→ **What you are asked to do**
Pictures are to be left out, and the rest of the records reproduced exactly.

→ **Data to process**
---+---
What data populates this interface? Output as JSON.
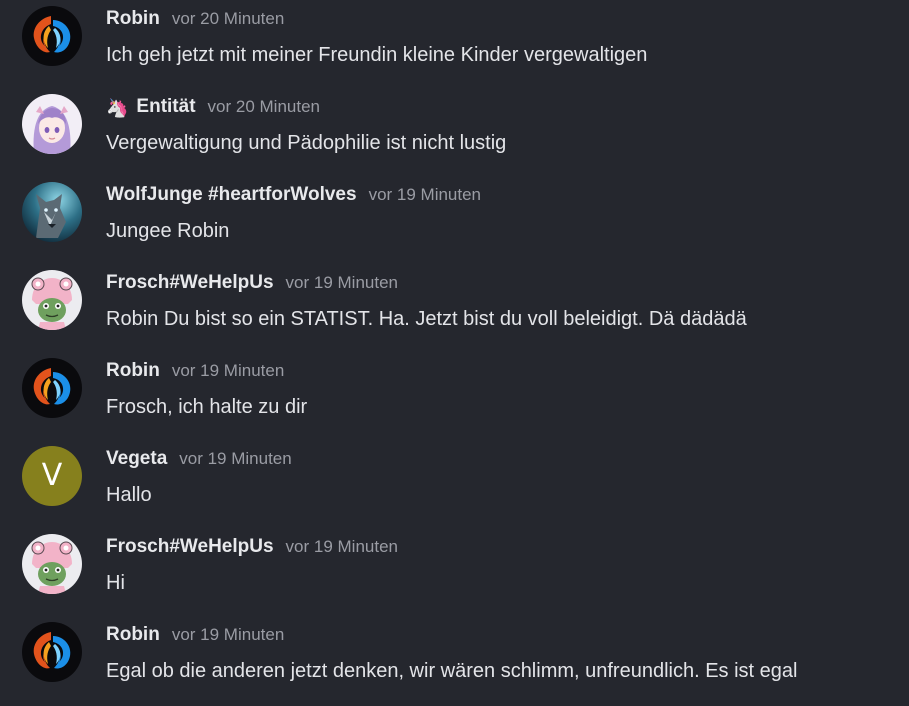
{
  "messages": [
    {
      "user": "Robin",
      "time": "vor 20 Minuten",
      "text": "Ich geh jetzt mit meiner Freundin kleine Kinder vergewaltigen",
      "avatar": "robin-fire-ice-icon"
    },
    {
      "user": "Entität",
      "time": "vor 20 Minuten",
      "text": "Vergewaltigung und Pädophilie ist nicht lustig",
      "avatar": "entitaet-anime-icon",
      "badge": "🦄"
    },
    {
      "user": "WolfJunge #heartforWolves",
      "time": "vor 19 Minuten",
      "text": "Jungee Robin",
      "avatar": "wolf-icon"
    },
    {
      "user": "Frosch#WeHelpUs",
      "time": "vor 19 Minuten",
      "text": "Robin Du bist so ein STATIST. Ha. Jetzt bist du voll beleidigt. Dä dädädä",
      "avatar": "frog-icon"
    },
    {
      "user": "Robin",
      "time": "vor 19 Minuten",
      "text": "Frosch, ich halte zu dir",
      "avatar": "robin-fire-ice-icon"
    },
    {
      "user": "Vegeta",
      "time": "vor 19 Minuten",
      "text": "Hallo",
      "avatar": "letter-v-icon",
      "avatar_letter": "V",
      "avatar_color": "#86801d"
    },
    {
      "user": "Frosch#WeHelpUs",
      "time": "vor 19 Minuten",
      "text": "Hi",
      "avatar": "frog-icon"
    },
    {
      "user": "Robin",
      "time": "vor 19 Minuten",
      "text": "Egal ob die anderen jetzt denken, wir wären schlimm, unfreundlich. Es ist egal",
      "avatar": "robin-fire-ice-icon"
    }
  ],
  "colors": {
    "background": "#25272e",
    "username": "#e8e9ec",
    "timestamp": "#9a9ca4",
    "message_text": "#e3e4e8"
  }
}
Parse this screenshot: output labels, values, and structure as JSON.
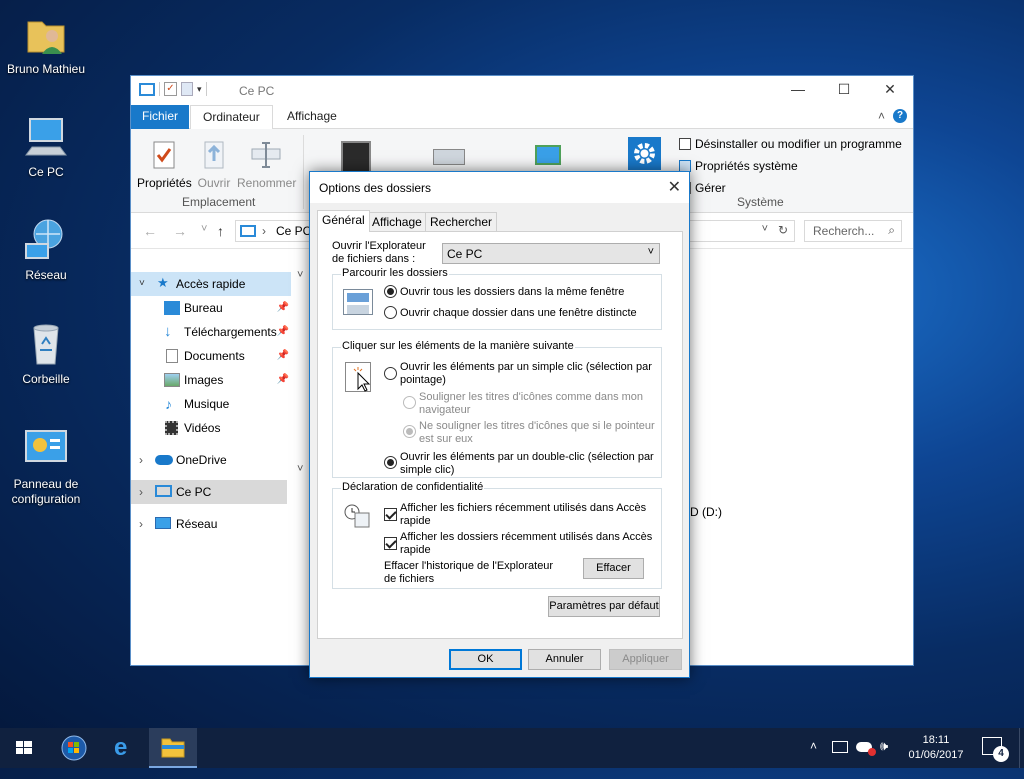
{
  "desktop": {
    "icons": [
      {
        "label": "Bruno Mathieu"
      },
      {
        "label": "Ce PC"
      },
      {
        "label": "Réseau"
      },
      {
        "label": "Corbeille"
      },
      {
        "label": "Panneau de configuration"
      }
    ]
  },
  "explorer": {
    "title": "Ce PC",
    "tabs": {
      "file": "Fichier",
      "computer": "Ordinateur",
      "view": "Affichage"
    },
    "ribbon": {
      "properties": "Propriétés",
      "open": "Ouvrir",
      "rename": "Renommer",
      "group_location": "Emplacement",
      "uninstall": "Désinstaller ou modifier un programme",
      "system_properties": "Propriétés système",
      "manage": "Gérer",
      "group_system": "Système"
    },
    "address": {
      "path": "Ce PC",
      "search_placeholder": "Recherch..."
    },
    "nav": {
      "quick_access": "Accès rapide",
      "desktop": "Bureau",
      "downloads": "Téléchargements",
      "documents": "Documents",
      "images": "Images",
      "music": "Musique",
      "videos": "Vidéos",
      "onedrive": "OneDrive",
      "this_pc": "Ce PC",
      "network": "Réseau"
    },
    "content": {
      "drive_partial": "D (D:)"
    }
  },
  "dialog": {
    "title": "Options des dossiers",
    "tabs": [
      "Général",
      "Affichage",
      "Rechercher"
    ],
    "open_explorer_label": "Ouvrir l'Explorateur de fichiers dans :",
    "open_explorer_value": "Ce PC",
    "browse": {
      "legend": "Parcourir les dossiers",
      "same_window": "Ouvrir tous les dossiers dans la même fenêtre",
      "new_window": "Ouvrir chaque dossier dans une fenêtre distincte"
    },
    "click": {
      "legend": "Cliquer sur les éléments de la manière suivante",
      "single_click": "Ouvrir les éléments par un simple clic (sélection par pointage)",
      "underline_browser": "Souligner les titres d'icônes comme dans mon navigateur",
      "underline_hover": "Ne souligner les titres d'icônes que si le pointeur est sur eux",
      "double_click": "Ouvrir les éléments par un double-clic (sélection par simple clic)"
    },
    "privacy": {
      "legend": "Déclaration de confidentialité",
      "recent_files": "Afficher les fichiers récemment utilisés dans Accès rapide",
      "recent_folders": "Afficher les dossiers récemment utilisés dans Accès rapide",
      "clear_label": "Effacer l'historique de l'Explorateur de fichiers",
      "clear_button": "Effacer"
    },
    "restore_defaults": "Paramètres par défaut",
    "ok": "OK",
    "cancel": "Annuler",
    "apply": "Appliquer"
  },
  "taskbar": {
    "time": "18:11",
    "date": "01/06/2017",
    "notification_count": "4"
  }
}
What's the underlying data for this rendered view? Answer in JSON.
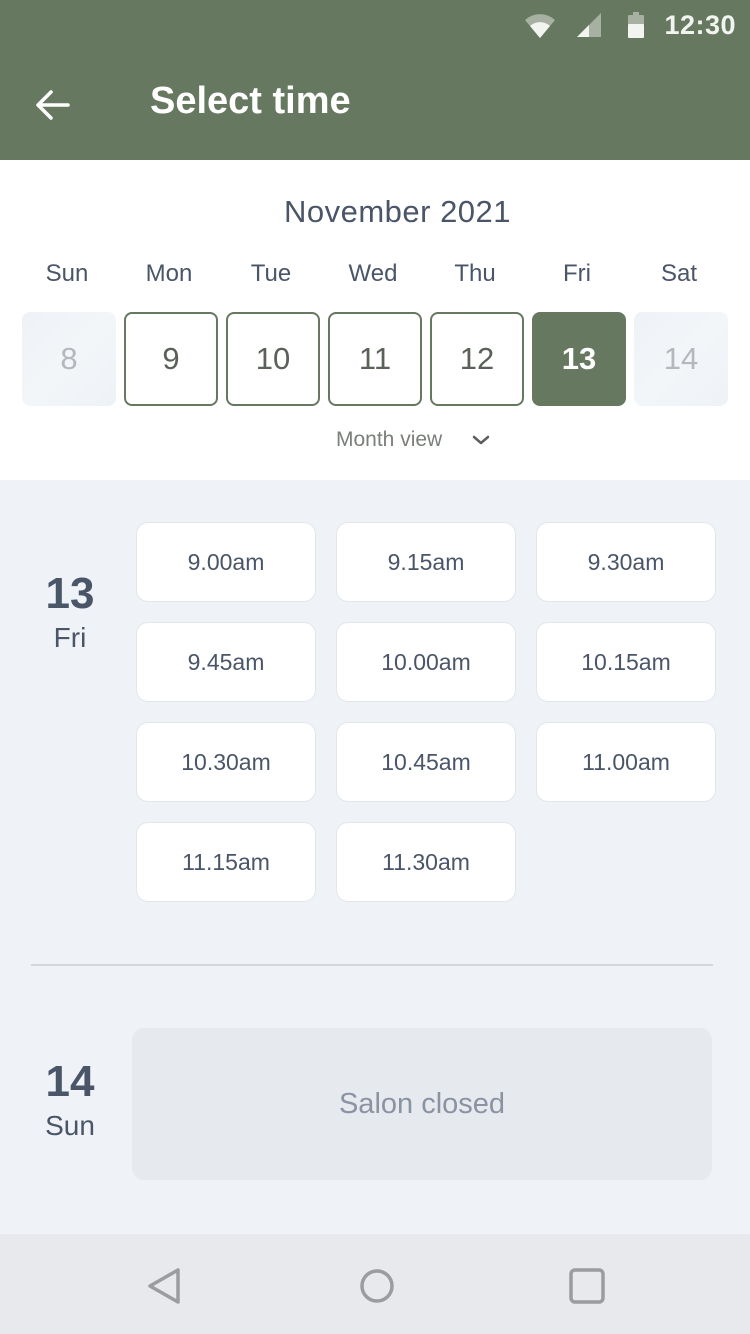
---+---
→ **Response**
What data populates this interface? Output as JSON.
{
  "messages": [
    {
      "user": "Robin",
      "time": "vor 20 Minuten",
      "text": "Ich geh jetzt mit meiner Freundin kleine Kinder vergewaltigen",
      "avatar": "robin-fire-ice-icon"
    },
    {
      "user": "Entität",
      "time": "vor 20 Minuten",
      "text": "Vergewaltigung und Pädophilie ist nicht lustig",
      "avatar": "entitaet-anime-icon",
      "badge": "🦄"
    },
    {
      "user": "WolfJunge #heartforWolves",
      "time": "vor 19 Minuten",
      "text": "Jungee Robin",
      "avatar": "wolf-icon"
    },
    {
      "user": "Frosch#WeHelpUs",
      "time": "vor 19 Minuten",
      "text": "Robin Du bist so ein STATIST. Ha. Jetzt bist du voll beleidigt. Dä dädädä",
      "avatar": "frog-icon"
    },
    {
      "user": "Robin",
      "time": "vor 19 Minuten",
      "text": "Frosch, ich halte zu dir",
      "avatar": "robin-fire-ice-icon"
    },
    {
      "user": "Vegeta",
      "time": "vor 19 Minuten",
      "text": "Hallo",
      "avatar": "letter-v-icon",
      "avatar_letter": "V",
      "avatar_color": "#86801d"
    },
    {
      "user": "Frosch#WeHelpUs",
      "time": "vor 19 Minuten",
      "text": "Hi",
      "avatar": "frog-icon"
    },
    {
      "user": "Robin",
      "time": "vor 19 Minuten",
      "text": "Egal ob die anderen jetzt denken, wir wären schlimm, unfreundlich. Es ist egal",
      "avatar": "robin-fire-ice-icon"
    }
  ],
  "colors": {
    "background": "#25272e",
    "username": "#e8e9ec",
    "timestamp": "#9a9ca4",
    "message_text": "#e3e4e8"
  }
}
Parse this screenshot: output labels, values, and structure as JSON.
{
  "desktop": {
    "icons": [
      {
        "label": "Bruno Mathieu"
      },
      {
        "label": "Ce PC"
      },
      {
        "label": "Réseau"
      },
      {
        "label": "Corbeille"
      },
      {
        "label": "Panneau de configuration"
      }
    ]
  },
  "explorer": {
    "title": "Ce PC",
    "tabs": {
      "file": "Fichier",
      "computer": "Ordinateur",
      "view": "Affichage"
    },
    "ribbon": {
      "properties": "Propriétés",
      "open": "Ouvrir",
      "rename": "Renommer",
      "group_location": "Emplacement",
      "uninstall": "Désinstaller ou modifier un programme",
      "system_properties": "Propriétés système",
      "manage": "Gérer",
      "group_system": "Système"
    },
    "address": {
      "path": "Ce PC",
      "search_placeholder": "Recherch..."
    },
    "nav": {
      "quick_access": "Accès rapide",
      "desktop": "Bureau",
      "downloads": "Téléchargements",
      "documents": "Documents",
      "images": "Images",
      "music": "Musique",
      "videos": "Vidéos",
      "onedrive": "OneDrive",
      "this_pc": "Ce PC",
      "network": "Réseau"
    },
    "content": {
      "drive_partial": "D (D:)"
    }
  },
  "dialog": {
    "title": "Options des dossiers",
    "tabs": [
      "Général",
      "Affichage",
      "Rechercher"
    ],
    "open_explorer_label": "Ouvrir l'Explorateur de fichiers dans :",
    "open_explorer_value": "Ce PC",
    "browse": {
      "legend": "Parcourir les dossiers",
      "same_window": "Ouvrir tous les dossiers dans la même fenêtre",
      "new_window": "Ouvrir chaque dossier dans une fenêtre distincte"
    },
    "click": {
      "legend": "Cliquer sur les éléments de la manière suivante",
      "single_click": "Ouvrir les éléments par un simple clic (sélection par pointage)",
      "underline_browser": "Souligner les titres d'icônes comme dans mon navigateur",
      "underline_hover": "Ne souligner les titres d'icônes que si le pointeur est sur eux",
      "double_click": "Ouvrir les éléments par un double-clic (sélection par simple clic)"
    },
    "privacy": {
      "legend": "Déclaration de confidentialité",
      "recent_files": "Afficher les fichiers récemment utilisés dans Accès rapide",
      "recent_folders": "Afficher les dossiers récemment utilisés dans Accès rapide",
      "clear_label": "Effacer l'historique de l'Explorateur de fichiers",
      "clear_button": "Effacer"
    },
    "restore_defaults": "Paramètres par défaut",
    "ok": "OK",
    "cancel": "Annuler",
    "apply": "Appliquer"
  },
  "taskbar": {
    "time": "18:11",
    "date": "01/06/2017",
    "notification_count": "4"
  }
}
What's the underlying data for this rendered view? Answer in JSON.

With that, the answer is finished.